<<<<
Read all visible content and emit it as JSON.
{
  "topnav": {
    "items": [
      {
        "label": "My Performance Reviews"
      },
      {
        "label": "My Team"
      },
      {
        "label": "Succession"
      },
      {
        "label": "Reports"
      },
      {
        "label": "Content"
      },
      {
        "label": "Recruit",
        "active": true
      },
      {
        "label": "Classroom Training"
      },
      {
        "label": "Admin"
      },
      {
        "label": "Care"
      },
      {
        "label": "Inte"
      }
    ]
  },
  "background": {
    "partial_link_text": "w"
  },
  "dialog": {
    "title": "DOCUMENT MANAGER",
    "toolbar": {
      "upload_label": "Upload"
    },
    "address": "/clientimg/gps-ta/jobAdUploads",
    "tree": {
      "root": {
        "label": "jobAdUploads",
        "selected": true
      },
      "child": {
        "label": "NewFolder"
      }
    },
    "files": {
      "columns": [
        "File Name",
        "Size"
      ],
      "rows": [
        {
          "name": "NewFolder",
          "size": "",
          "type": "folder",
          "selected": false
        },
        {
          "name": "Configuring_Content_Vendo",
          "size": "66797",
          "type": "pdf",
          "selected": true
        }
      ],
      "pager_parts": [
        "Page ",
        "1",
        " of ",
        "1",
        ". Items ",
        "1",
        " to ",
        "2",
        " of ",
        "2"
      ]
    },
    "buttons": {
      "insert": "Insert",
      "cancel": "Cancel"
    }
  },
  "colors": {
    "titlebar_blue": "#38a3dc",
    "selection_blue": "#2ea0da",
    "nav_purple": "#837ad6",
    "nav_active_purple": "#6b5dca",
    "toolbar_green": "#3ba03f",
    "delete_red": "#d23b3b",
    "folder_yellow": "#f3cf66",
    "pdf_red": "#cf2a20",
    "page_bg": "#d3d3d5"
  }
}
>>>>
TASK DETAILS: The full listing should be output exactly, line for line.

EXERCISE ANSWER:
Read all visible content and emit it as JSON.
{
  "topnav": {
    "items": [
      {
        "label": "My Performance Reviews"
      },
      {
        "label": "My Team"
      },
      {
        "label": "Succession"
      },
      {
        "label": "Reports"
      },
      {
        "label": "Content"
      },
      {
        "label": "Recruit",
        "active": true
      },
      {
        "label": "Classroom Training"
      },
      {
        "label": "Admin"
      },
      {
        "label": "Care"
      },
      {
        "label": "Inte"
      }
    ]
  },
  "background": {
    "partial_link_text": "w"
  },
  "dialog": {
    "title": "DOCUMENT MANAGER",
    "toolbar": {
      "upload_label": "Upload"
    },
    "address": "/clientimg/gps-ta/jobAdUploads",
    "tree": {
      "root": {
        "label": "jobAdUploads",
        "selected": true
      },
      "child": {
        "label": "NewFolder"
      }
    },
    "files": {
      "columns": [
        "File Name",
        "Size"
      ],
      "rows": [
        {
          "name": "NewFolder",
          "size": "",
          "type": "folder",
          "selected": false
        },
        {
          "name": "Configuring_Content_Vendo",
          "size": "66797",
          "type": "pdf",
          "selected": true
        }
      ],
      "pager_parts": [
        "Page ",
        "1",
        " of ",
        "1",
        ". Items ",
        "1",
        " to ",
        "2",
        " of ",
        "2"
      ]
    },
    "buttons": {
      "insert": "Insert",
      "cancel": "Cancel"
    }
  },
  "colors": {
    "titlebar_blue": "#38a3dc",
    "selection_blue": "#2ea0da",
    "nav_purple": "#837ad6",
    "nav_active_purple": "#6b5dca",
    "toolbar_green": "#3ba03f",
    "delete_red": "#d23b3b",
    "folder_yellow": "#f3cf66",
    "pdf_red": "#cf2a20",
    "page_bg": "#d3d3d5"
  }
}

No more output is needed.